Bayern Munich v Arsenal: Jonathan Wilson's tactical preview


By Arsenal’s standards, this is not much of an injury list. Santi Cazorla’s absence in midfield continues to be felt, and Aaron Ramsey and Mathieu Debuchy are also missing, but with Mohamed Elnenny returned from the African Cup of Nations and Granit Xhaka available having missed four domestic games through suspension, there are options in midfield again. Hector Bellerin, meanwhile, after all the concerns over his head injury against Chelsea, came through Saturday’s victory over Hull City without ill effect. For Bayern, the major absentee is Jerome Boateng, who has a shoulder injury, although Franck Ribery is also ruled out with a thigh problem.



Victory over Hull on Saturday, edgy though it was, restored a sense of calm to Arsenal after successive defeats against Watford and Chelsea. They’re third in the league and still in the FA Cup and, as Arsene Wenger would no doubt point out, they had won six out of seven games before the Watford wobble. But that’s not really the point. The frustration Arsenal fans feel is that they have a side that clearly is gifted, that wins a lot of games, but stutters at vital moments.
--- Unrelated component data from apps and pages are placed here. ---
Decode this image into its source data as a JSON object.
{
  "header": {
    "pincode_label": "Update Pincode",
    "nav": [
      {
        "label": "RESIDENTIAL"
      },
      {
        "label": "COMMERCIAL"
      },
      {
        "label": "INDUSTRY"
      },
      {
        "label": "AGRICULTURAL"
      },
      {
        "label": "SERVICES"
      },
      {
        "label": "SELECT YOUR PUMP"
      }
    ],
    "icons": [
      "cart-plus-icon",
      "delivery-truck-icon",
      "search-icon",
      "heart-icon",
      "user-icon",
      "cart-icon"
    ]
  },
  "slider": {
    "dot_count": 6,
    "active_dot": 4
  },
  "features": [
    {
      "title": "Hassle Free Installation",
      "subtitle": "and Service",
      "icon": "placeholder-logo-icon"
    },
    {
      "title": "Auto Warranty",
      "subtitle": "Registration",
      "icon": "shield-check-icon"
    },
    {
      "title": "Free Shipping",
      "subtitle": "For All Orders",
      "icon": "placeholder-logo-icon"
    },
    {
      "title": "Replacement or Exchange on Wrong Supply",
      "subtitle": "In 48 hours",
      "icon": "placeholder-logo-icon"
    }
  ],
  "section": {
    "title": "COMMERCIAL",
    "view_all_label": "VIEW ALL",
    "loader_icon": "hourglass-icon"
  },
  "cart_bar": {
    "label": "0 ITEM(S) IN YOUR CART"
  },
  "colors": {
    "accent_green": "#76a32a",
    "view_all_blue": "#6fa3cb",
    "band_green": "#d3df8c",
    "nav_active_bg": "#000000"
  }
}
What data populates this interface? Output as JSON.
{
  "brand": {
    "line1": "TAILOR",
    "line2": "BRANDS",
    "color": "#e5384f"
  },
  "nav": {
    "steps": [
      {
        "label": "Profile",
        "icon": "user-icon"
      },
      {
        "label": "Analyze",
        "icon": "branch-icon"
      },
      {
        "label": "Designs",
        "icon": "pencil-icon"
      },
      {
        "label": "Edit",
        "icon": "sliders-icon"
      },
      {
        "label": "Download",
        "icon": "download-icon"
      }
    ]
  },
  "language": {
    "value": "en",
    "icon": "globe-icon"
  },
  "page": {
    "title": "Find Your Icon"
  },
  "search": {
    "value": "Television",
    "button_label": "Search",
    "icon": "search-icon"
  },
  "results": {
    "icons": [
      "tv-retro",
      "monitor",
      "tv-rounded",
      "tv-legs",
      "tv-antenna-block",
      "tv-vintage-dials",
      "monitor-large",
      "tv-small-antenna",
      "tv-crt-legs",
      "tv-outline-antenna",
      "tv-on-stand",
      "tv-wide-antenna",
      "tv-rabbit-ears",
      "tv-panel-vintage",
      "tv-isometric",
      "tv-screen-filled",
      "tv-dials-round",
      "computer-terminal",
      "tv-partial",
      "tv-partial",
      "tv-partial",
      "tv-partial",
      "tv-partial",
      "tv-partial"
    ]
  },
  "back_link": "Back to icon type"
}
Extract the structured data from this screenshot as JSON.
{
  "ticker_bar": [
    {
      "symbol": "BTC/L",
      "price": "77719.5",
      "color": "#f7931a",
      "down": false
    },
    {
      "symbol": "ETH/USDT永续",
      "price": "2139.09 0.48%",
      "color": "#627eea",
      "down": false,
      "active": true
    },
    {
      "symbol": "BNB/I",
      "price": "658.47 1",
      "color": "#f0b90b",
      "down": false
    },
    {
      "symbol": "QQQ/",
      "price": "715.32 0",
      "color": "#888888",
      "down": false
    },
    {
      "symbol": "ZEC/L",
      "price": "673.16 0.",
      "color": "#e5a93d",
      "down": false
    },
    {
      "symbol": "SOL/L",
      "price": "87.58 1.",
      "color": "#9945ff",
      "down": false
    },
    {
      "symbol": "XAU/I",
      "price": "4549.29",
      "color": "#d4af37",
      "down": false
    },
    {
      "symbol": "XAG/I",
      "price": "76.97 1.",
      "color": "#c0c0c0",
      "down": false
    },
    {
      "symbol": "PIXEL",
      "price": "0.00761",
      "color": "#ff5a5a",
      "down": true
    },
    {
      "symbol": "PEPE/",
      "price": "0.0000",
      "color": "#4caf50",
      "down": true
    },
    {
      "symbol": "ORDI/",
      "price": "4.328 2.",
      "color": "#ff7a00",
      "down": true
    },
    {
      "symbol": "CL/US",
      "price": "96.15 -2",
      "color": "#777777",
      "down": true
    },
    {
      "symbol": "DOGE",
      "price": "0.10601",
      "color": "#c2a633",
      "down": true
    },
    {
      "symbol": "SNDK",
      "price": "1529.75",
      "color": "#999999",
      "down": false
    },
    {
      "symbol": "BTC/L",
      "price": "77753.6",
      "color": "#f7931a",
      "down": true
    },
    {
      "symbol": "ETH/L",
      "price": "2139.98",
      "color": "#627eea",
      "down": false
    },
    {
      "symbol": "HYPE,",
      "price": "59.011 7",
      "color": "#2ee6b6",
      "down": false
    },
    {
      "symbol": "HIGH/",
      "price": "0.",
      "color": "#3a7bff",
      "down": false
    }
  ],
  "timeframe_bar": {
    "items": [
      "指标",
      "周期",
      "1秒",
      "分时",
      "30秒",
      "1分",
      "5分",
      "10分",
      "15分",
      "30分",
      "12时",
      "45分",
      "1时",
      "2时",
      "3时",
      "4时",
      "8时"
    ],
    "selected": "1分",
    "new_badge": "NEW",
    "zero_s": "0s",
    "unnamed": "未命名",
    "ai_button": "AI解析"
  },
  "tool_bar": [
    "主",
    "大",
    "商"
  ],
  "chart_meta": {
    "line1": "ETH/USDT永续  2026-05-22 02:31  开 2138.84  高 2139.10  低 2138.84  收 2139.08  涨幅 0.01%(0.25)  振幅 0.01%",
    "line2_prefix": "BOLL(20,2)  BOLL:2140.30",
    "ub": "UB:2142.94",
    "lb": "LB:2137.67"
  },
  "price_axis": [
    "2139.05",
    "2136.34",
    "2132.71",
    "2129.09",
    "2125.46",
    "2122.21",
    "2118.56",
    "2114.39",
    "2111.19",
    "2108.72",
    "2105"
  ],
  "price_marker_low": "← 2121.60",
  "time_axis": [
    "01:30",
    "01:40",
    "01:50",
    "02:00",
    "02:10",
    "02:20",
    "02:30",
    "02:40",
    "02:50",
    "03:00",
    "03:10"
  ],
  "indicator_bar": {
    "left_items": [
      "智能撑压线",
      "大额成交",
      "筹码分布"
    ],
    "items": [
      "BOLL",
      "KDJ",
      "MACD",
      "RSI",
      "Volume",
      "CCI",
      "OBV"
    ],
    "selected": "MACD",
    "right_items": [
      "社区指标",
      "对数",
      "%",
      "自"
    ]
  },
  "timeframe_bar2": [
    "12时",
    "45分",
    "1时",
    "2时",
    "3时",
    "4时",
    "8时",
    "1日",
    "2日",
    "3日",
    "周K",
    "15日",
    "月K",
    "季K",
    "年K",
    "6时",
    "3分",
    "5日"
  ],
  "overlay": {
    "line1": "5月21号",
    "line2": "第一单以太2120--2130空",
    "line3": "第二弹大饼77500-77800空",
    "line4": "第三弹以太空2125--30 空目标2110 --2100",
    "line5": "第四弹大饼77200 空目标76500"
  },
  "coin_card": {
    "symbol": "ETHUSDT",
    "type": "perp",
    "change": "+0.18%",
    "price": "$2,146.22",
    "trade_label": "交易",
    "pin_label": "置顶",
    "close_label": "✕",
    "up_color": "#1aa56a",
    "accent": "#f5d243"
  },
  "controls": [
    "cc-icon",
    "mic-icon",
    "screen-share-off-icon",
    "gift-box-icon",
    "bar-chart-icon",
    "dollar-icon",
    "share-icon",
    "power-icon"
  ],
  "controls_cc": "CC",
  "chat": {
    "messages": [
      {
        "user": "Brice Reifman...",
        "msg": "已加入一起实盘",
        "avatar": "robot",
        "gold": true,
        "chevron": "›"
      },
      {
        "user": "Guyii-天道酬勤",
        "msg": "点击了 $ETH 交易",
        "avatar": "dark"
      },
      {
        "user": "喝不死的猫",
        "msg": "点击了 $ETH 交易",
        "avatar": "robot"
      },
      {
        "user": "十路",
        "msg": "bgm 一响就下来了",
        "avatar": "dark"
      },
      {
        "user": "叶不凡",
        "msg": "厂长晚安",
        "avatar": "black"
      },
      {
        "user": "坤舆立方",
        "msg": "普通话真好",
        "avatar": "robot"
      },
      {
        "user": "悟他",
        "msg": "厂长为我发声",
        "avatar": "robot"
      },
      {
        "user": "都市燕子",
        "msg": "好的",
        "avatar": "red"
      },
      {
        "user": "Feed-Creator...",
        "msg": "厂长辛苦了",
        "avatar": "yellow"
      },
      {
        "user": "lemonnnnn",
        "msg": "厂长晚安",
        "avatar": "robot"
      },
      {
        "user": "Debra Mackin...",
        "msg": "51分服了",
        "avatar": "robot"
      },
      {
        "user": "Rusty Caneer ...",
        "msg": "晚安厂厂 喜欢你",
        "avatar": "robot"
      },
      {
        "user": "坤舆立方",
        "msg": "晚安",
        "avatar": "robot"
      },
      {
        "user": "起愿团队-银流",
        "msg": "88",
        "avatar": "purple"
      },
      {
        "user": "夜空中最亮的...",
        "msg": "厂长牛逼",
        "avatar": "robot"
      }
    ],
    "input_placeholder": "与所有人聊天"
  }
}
The game against Bayern is a vital moment, not just in the season, but perhaps also in determining whether Arsene Wenger extends his contract, which expires in the summer.

There have been some doubts among Bayern fans about Carlo Ancelotti’s lack of intensity, but the 3-0 demolition of RB Leipzig just before Christmas suggested he can still get his side to perform in big games (despite the indifferent performances against Atletico and Rostov in the group stage). They’re seven points clear in the Bundesliga having won 10 and drawn one of their last 11.



Arsenal have played Bayern remarkably often in recent seasons. In total, they’ve met in four two-legged ties plus two group-stage matches. Six of those ten games have come since 2013. Although Arsenal have won three individual games, Bayern have always prevailed. Two of the Arsenal wins came in second legs after they effectively lost the game in the first leg. The other came last season when they won 2-0 at the Emirates, only to be thrashed 5-1 at the Allianz Arena.



Bayern will almost certainly play a 4-3-3. They have tremendous strength in depth in midfield, making it very hard to know which three of Philipp Lahm, Xabi Alonso, Thiago Alcantara, Arturo Vidal, Joshua Kimmich and Renato Sanches will be selected. But whoever it is, they will have the advantage of Arsenal’s central three in their 4-2-3-1, which will presumably be Francis Coquelin, Granit Xhaka and Mesut Ozil. This is another of those major games in which you wonder whether Arsenal can really afford Ozil, given his inability or unwillingness to do defensive work. The other option would be to move him out to the flank and adopt more of a 4-3-3 shape, probably with Mohamed Elnenny coming in, but Wenger has historically been reluctant to make tactical changes of that nature.



Olivier Giroud has scored 11 goals this season for Arsenal, despite not being a regular starter. That speaks of his effectiveness off the bench and Wenger is probably right to think that in the majority of games, using Alexis Sanchez as his central striker gives Arsenal greater fluency, makes them less predictable. This, though, may be an occasion to deploy Giroud. Neither Bayern central defender is the most imposing in the air, and the likelihood is that Arsenal will find themselves under pressure at times, needing the outlet of a big target-man.



Arsenal’s biggest tactical or technical failing in big games in recent years has been their pressing, something that has been highlighted in those games against Bayern and Barcelona. They are simply not organised enough, which is probably the most damning criticism of Wenger’s recent management. Ancelotti doesn’t obsess over pressing structures in the way that Pep Guardiola did, which in part explains the occasionally lacklustre performances. Against RB Leipzig, though, Bayern’s pressing was counter-intuitive and sharp suggesting that when he deems it necessary, Ancelotti can set the trap.



Given their advantage in midfield, it’s hard to see anything other than a Bayern win here. Nothing in Arsenal’s recent form suggests they’re capable of keeping out Bayern, if they’re at anything like top form. Bayern are 1.52 to win the leg but it’s probably worth inflating that by backing them -1.5 at 2.38.